Wherever the word "stacked" appears in a line below, that line counts; report the total number of such lines only.
[[ Source data, beginning ]]
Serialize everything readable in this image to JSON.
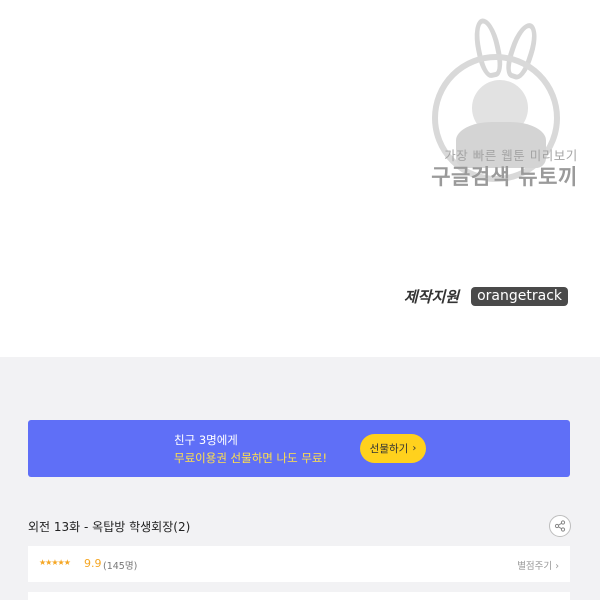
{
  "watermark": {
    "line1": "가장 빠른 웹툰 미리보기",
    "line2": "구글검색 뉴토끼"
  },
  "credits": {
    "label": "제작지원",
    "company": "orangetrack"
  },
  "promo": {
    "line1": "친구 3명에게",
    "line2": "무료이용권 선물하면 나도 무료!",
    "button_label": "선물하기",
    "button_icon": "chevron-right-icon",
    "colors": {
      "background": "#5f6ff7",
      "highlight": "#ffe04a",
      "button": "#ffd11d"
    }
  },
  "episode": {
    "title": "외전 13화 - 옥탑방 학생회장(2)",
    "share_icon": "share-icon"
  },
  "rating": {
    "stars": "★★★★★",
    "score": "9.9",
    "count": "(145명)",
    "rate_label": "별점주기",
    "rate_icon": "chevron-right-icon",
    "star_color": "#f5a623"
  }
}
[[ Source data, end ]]
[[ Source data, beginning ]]
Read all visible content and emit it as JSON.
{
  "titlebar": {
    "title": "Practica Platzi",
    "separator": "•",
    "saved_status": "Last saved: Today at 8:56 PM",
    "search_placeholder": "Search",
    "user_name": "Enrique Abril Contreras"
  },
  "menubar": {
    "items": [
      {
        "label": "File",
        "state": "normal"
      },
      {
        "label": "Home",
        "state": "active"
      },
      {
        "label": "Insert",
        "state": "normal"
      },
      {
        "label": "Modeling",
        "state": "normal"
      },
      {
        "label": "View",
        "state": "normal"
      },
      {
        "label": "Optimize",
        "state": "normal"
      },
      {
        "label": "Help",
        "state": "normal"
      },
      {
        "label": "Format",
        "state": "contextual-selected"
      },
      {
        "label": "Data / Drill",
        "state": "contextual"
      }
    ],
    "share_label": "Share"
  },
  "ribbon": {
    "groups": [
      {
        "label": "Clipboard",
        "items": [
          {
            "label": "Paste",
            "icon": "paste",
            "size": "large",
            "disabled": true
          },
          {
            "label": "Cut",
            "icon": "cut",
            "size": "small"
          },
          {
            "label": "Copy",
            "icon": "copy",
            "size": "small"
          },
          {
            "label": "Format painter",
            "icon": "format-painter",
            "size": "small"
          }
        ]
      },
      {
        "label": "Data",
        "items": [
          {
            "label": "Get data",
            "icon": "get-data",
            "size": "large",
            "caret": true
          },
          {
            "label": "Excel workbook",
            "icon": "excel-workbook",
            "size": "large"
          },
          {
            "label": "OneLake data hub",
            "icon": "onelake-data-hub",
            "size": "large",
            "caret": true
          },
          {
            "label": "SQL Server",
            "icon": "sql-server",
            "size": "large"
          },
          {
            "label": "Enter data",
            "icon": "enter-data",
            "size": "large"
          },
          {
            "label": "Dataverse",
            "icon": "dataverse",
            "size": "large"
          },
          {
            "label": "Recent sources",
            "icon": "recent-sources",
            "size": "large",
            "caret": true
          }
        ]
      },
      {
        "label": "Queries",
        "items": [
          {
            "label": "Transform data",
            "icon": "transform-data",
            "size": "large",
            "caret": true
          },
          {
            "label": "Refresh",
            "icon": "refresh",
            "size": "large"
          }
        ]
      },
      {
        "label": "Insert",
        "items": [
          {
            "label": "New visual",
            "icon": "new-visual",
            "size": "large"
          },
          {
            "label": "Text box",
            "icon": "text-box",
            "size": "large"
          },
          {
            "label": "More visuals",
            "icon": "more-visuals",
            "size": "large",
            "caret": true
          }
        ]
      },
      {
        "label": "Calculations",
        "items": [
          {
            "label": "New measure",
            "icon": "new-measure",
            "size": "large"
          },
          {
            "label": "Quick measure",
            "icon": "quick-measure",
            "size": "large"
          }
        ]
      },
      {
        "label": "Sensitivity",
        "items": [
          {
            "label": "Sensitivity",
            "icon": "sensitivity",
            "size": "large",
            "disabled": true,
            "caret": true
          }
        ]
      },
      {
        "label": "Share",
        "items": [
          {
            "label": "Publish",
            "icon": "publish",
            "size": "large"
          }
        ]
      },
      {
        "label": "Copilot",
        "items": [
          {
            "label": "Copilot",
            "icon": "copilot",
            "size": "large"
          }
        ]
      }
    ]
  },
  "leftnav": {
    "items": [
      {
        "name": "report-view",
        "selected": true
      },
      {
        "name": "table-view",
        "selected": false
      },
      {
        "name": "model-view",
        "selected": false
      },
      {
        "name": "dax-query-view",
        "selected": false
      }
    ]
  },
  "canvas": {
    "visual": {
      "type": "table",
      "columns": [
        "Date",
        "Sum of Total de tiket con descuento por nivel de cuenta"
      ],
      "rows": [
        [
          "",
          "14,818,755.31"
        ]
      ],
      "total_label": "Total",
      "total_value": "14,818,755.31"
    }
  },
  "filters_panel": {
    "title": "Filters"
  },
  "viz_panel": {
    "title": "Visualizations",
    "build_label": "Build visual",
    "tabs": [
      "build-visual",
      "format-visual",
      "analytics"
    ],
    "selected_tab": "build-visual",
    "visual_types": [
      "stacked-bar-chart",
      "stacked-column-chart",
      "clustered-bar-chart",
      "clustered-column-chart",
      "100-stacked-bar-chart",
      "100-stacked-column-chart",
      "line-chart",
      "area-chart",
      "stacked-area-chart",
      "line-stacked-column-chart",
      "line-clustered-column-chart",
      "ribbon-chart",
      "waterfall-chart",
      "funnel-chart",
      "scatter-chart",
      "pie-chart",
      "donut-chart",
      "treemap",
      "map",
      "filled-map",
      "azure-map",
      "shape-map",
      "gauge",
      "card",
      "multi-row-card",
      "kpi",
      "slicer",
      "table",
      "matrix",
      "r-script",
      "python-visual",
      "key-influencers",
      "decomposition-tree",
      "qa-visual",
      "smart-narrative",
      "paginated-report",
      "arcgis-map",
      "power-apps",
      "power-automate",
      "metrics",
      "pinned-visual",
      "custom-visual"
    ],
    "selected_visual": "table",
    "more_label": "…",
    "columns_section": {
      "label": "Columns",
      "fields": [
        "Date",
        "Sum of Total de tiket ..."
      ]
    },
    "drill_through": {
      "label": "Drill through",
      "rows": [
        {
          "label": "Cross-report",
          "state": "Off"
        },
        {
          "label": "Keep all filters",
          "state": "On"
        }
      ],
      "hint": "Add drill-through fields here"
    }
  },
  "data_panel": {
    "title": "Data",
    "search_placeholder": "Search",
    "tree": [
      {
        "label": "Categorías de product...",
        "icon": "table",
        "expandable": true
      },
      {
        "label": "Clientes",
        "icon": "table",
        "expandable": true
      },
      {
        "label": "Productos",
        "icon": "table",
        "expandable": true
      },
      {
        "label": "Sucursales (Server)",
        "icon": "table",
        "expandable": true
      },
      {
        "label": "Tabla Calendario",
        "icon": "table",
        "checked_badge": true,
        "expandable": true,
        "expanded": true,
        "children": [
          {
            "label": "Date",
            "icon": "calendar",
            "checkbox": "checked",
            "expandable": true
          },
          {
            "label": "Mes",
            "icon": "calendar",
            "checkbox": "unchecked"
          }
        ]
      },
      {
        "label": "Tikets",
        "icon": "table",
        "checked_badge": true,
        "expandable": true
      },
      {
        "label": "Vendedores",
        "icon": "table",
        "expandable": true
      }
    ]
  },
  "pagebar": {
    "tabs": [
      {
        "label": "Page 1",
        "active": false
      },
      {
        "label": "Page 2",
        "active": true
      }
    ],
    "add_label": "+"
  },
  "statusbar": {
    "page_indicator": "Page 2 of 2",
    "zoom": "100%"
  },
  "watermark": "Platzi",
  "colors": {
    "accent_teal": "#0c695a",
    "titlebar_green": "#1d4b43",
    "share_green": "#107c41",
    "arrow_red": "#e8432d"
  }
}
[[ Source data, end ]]
Answer: 6